While reading about minimal instruction set computer I found out that one needs at least (for example) the ability to increment or decrement the value stored in register, a test for zero and a jump.

A machine with such instruction set would be Turing-complete, correct? Is this called "Counter machine"?

But then I found out about the so-called "Random-access machine" which adds "indirect addressing", meaning I can access a register not just by explicitly specifying memory address or label but I can also fetch an address out of an address. This should be useful for enabling mechanisms akin to "pointers" in C-like languages, for example.

My question is, why there is the need for "indirect addressing"? Since I presume both machines (without and with indirect addressing) are Turing complete, is it "merely" for convenience? Or are some programs which cannot by expressed without indirection?

PS: I'm complete noob in this area so please bear with me: if I was to implement memcpy, i.e. to transfer the values of bunch of registers to other bunch of registers, how would I do it without indirection? I mean, I can write copy 1 word from x to y, copy 2 words from x to y, ... but in general, how do I say copy n words from x to y without it?

Edit:

For example, imagine I receive zero-terminated string via network, say "1 2 3 0" which I would like to store to some of my infinitely-many registers. Receiving "0" halts the program. I have a instruction "take r" which copies one word from the input to register "r". No indirection means (?) that "r" has to be direct constant number. How do I then move to "n-th" register? In other words, I don't understand how do I move back and forth among the registers, when the only mechanism I have is to read/set register 1, 2, 3, ...?

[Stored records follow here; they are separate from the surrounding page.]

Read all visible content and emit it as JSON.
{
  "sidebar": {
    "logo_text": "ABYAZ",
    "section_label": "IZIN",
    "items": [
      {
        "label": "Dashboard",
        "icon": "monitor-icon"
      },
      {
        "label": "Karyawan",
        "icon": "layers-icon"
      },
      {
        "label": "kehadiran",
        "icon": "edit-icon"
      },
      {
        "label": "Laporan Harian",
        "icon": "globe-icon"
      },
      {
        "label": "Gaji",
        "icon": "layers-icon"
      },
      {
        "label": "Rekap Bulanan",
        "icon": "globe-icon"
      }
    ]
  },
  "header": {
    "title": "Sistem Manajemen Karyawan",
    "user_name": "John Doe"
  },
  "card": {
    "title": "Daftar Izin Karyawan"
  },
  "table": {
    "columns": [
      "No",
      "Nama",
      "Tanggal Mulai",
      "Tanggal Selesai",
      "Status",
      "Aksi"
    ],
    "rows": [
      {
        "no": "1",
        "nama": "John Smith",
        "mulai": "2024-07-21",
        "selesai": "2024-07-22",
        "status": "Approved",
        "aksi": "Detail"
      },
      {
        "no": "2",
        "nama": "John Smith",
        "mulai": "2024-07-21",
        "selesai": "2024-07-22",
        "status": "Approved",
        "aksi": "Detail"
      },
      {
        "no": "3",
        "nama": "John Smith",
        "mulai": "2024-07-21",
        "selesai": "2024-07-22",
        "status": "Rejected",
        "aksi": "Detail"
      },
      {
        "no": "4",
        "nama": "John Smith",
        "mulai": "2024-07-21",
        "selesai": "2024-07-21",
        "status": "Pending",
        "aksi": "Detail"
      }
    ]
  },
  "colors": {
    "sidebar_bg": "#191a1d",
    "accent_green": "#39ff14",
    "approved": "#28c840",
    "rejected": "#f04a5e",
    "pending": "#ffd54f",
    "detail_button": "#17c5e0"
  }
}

Idea: Addresses are offsets. If you want the $n$th cell, move a marker $n$ steps from the beginning. For that, you maintain a counter at a fixed location (determined by the programmer/compiler). After that, perform your operation on the first marked cell. Remove the marking when you are done.